YOUR GOAL. Below are records; report the number of lines in them that include the word "question", with no other text.

──────── MATERIAL FOR THIS EXERCISE

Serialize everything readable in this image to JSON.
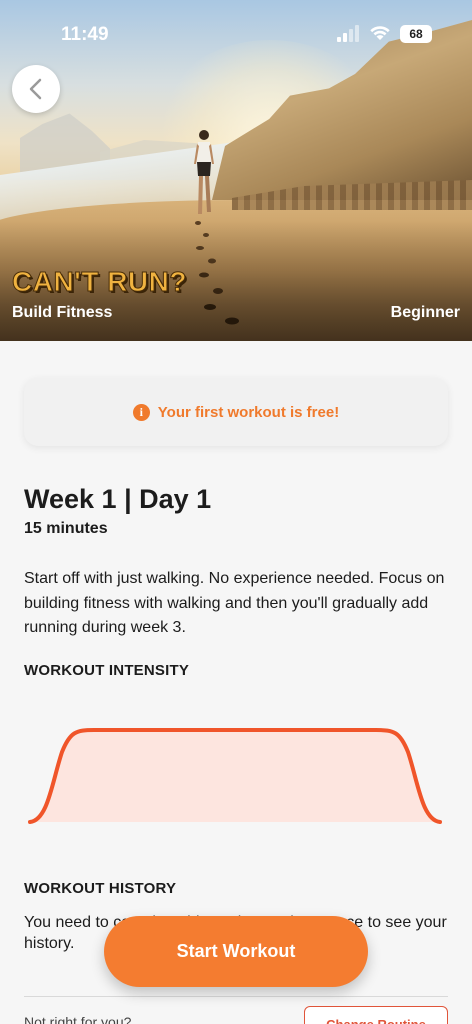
{
  "status_bar": {
    "time": "11:49",
    "battery": "68"
  },
  "hero": {
    "title": "CAN'T RUN?",
    "subtitle": "Build Fitness",
    "level": "Beginner"
  },
  "banner": {
    "text": "Your first workout is free!"
  },
  "workout": {
    "title": "Week 1 | Day 1",
    "duration": "15 minutes",
    "description": "Start off with just walking. No experience needed. Focus on building fitness with walking and then you'll gradually add running during week 3."
  },
  "intensity": {
    "label": "WORKOUT INTENSITY",
    "accent_color": "#f0552a",
    "fill_color": "#fde5df"
  },
  "history": {
    "label": "WORKOUT HISTORY",
    "text": "You need to complete this workout at least once to see your history."
  },
  "footer": {
    "prompt": "Not right for you?",
    "change_label": "Change Routine"
  },
  "start_button": {
    "label": "Start Workout",
    "color": "#f47c30"
  },
  "icons": [
    "back-chevron-icon",
    "info-icon",
    "signal-icon",
    "wifi-icon",
    "battery-icon"
  ]
}
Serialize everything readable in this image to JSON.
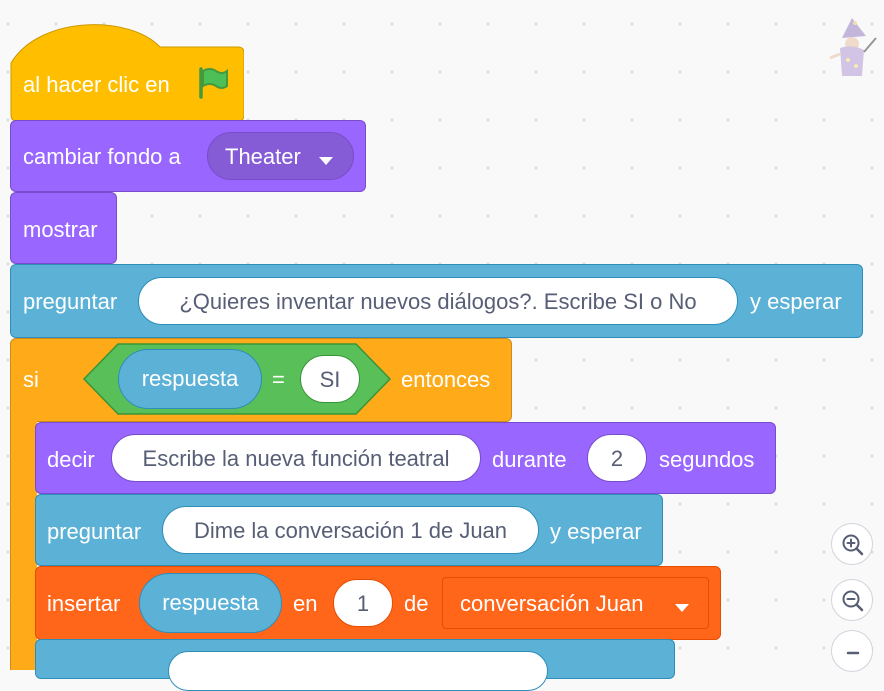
{
  "script": {
    "hat": {
      "label": "al hacer clic en",
      "icon": "green-flag-icon"
    },
    "backdrop": {
      "label": "cambiar fondo a",
      "value": "Theater"
    },
    "show": {
      "label": "mostrar"
    },
    "ask1": {
      "label": "preguntar",
      "question": "¿Quieres inventar nuevos diálogos?. Escribe SI o No",
      "suffix": "y esperar"
    },
    "if": {
      "label": "si",
      "lhs": "respuesta",
      "op": "=",
      "rhs": "SI",
      "then": "entonces"
    },
    "say": {
      "label": "decir",
      "message": "Escribe la nueva función teatral",
      "during": "durante",
      "secs": "2",
      "unit": "segundos"
    },
    "ask2": {
      "label": "preguntar",
      "question": "Dime la conversación 1 de Juan",
      "suffix": "y esperar"
    },
    "insert": {
      "label": "insertar",
      "item": "respuesta",
      "at": "en",
      "index": "1",
      "of": "de",
      "list": "conversación Juan"
    }
  },
  "zoom": {
    "in": "zoom-in-icon",
    "out": "zoom-out-icon",
    "reset": "zoom-reset-icon"
  },
  "colors": {
    "events": "#ffbf00",
    "looks": "#9966ff",
    "sensing": "#5cb1d6",
    "control": "#ffab19",
    "operators": "#59c059",
    "lists": "#ff661a"
  }
}
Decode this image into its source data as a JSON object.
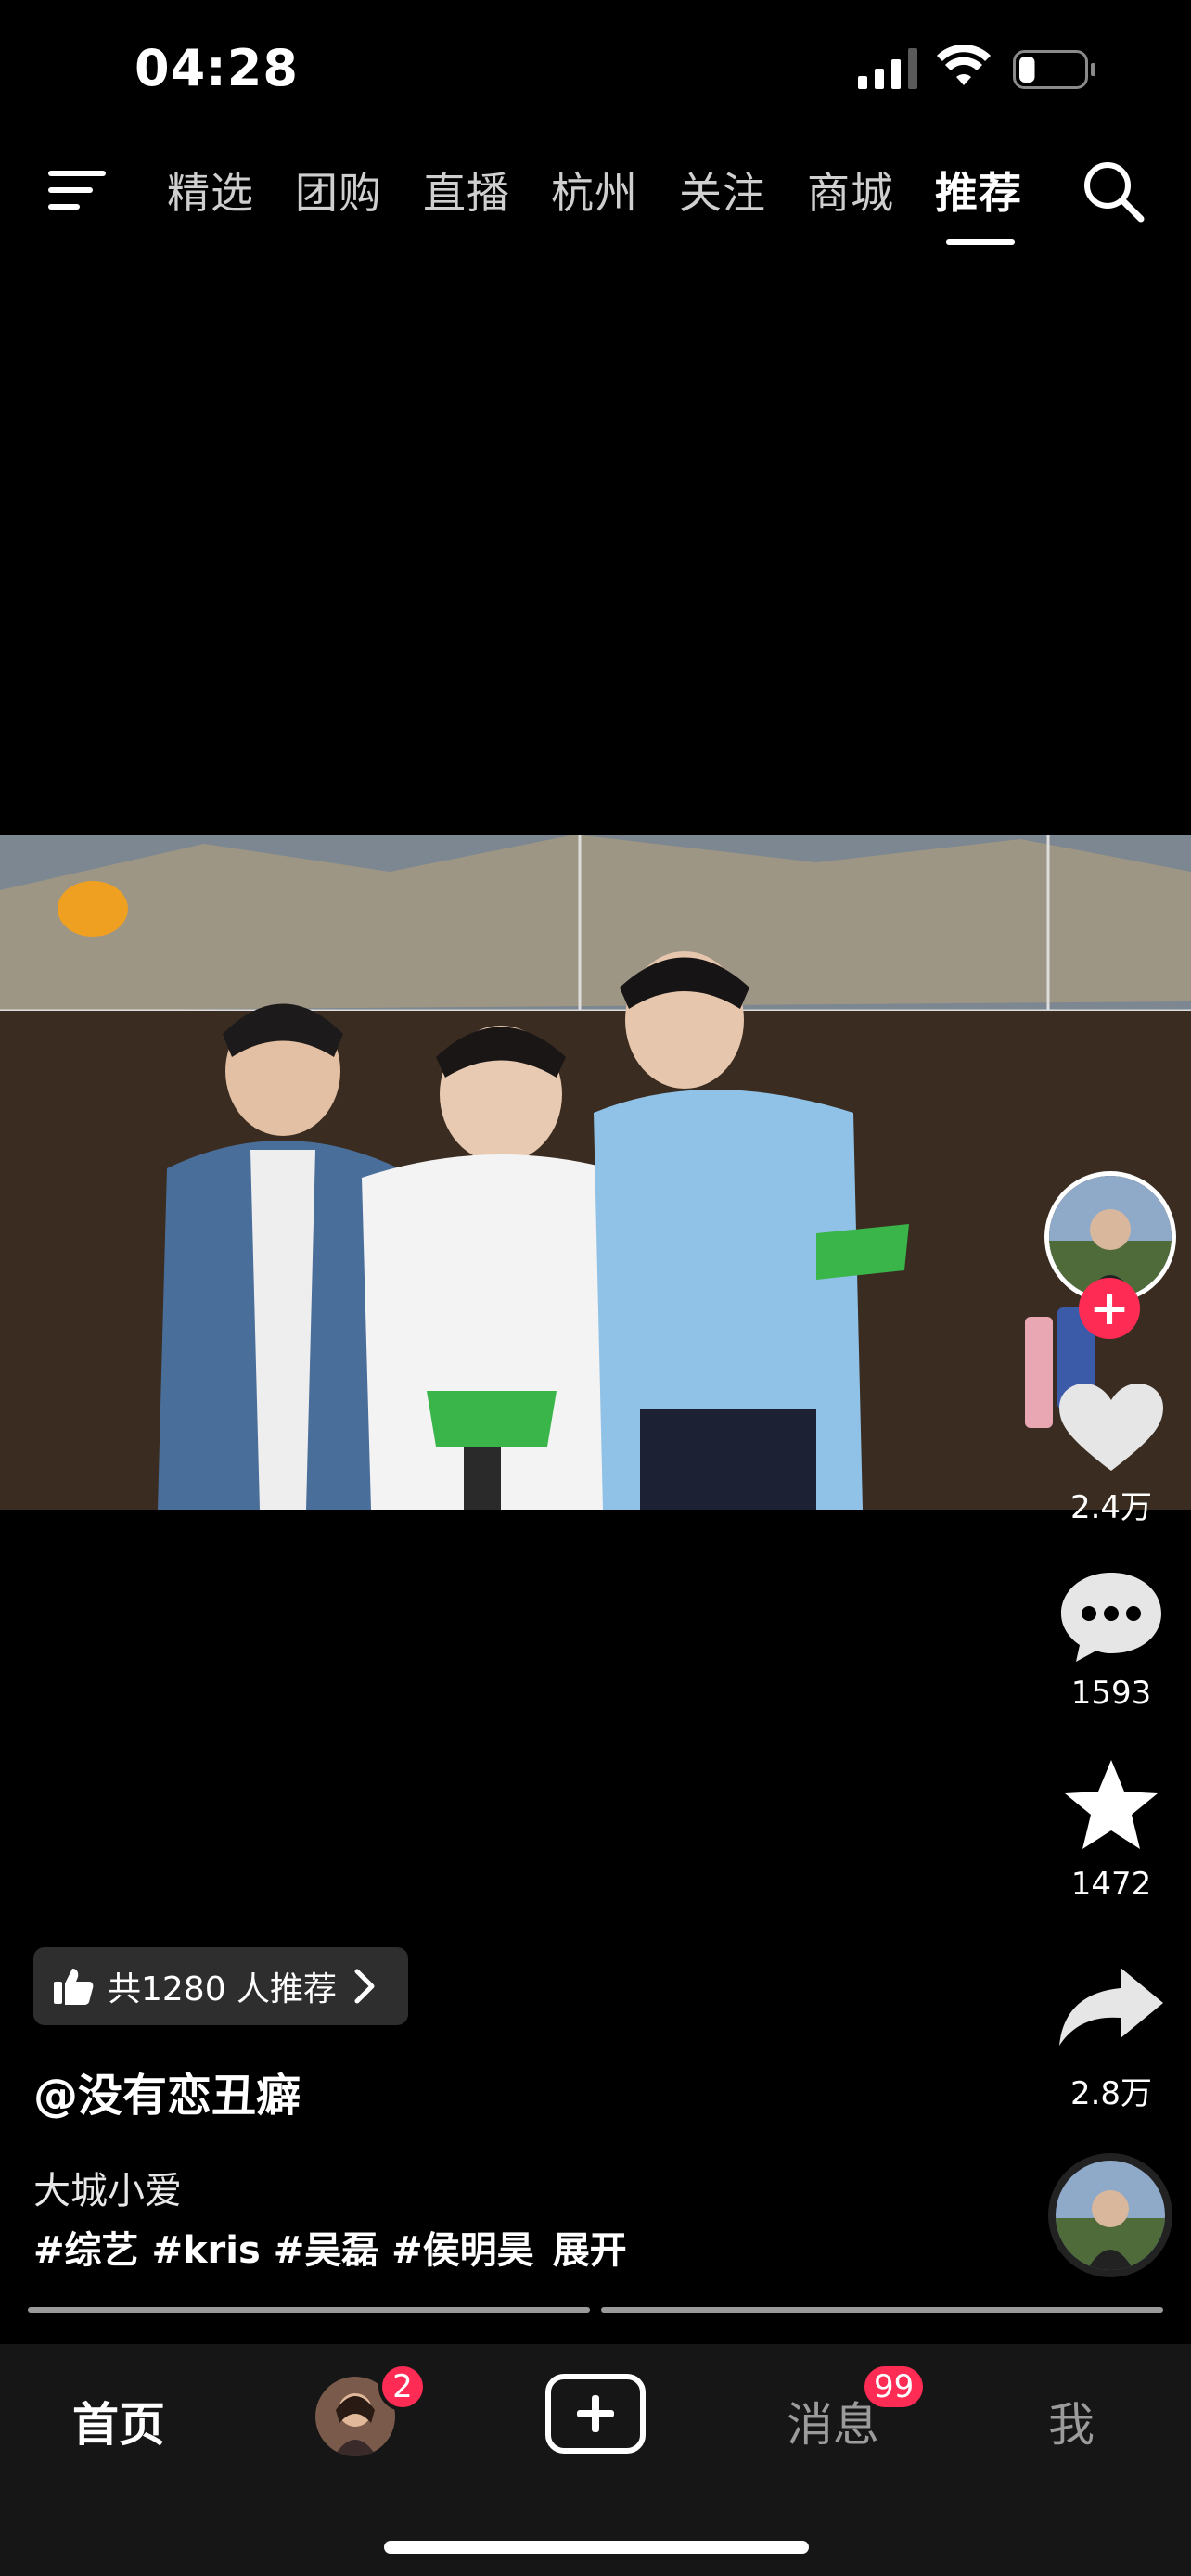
{
  "status_bar": {
    "time": "04:28",
    "battery_level": 0.25
  },
  "top_nav": {
    "tabs": [
      "精选",
      "团购",
      "直播",
      "杭州",
      "关注",
      "商城",
      "推荐"
    ],
    "active_tab": "推荐"
  },
  "video": {
    "description": "three young men sitting on a stage in front of a large screen"
  },
  "right_rail": {
    "like_count": "2.4万",
    "comment_count": "1593",
    "favorite_count": "1472",
    "share_count": "2.8万"
  },
  "post": {
    "recommend_chip": "共1280 人推荐",
    "author": "@没有恋丑癖",
    "caption": "大城小爱",
    "tags": "#综艺 #kris #吴磊 #侯明昊",
    "expand": "展开"
  },
  "bottom_nav": {
    "home": "首页",
    "friends_badge": "2",
    "messages": "消息",
    "messages_badge": "99",
    "me": "我"
  },
  "colors": {
    "accent": "#fe2c55",
    "background": "#000000",
    "bar": "#161616"
  }
}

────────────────

ANSWER SECTION. 2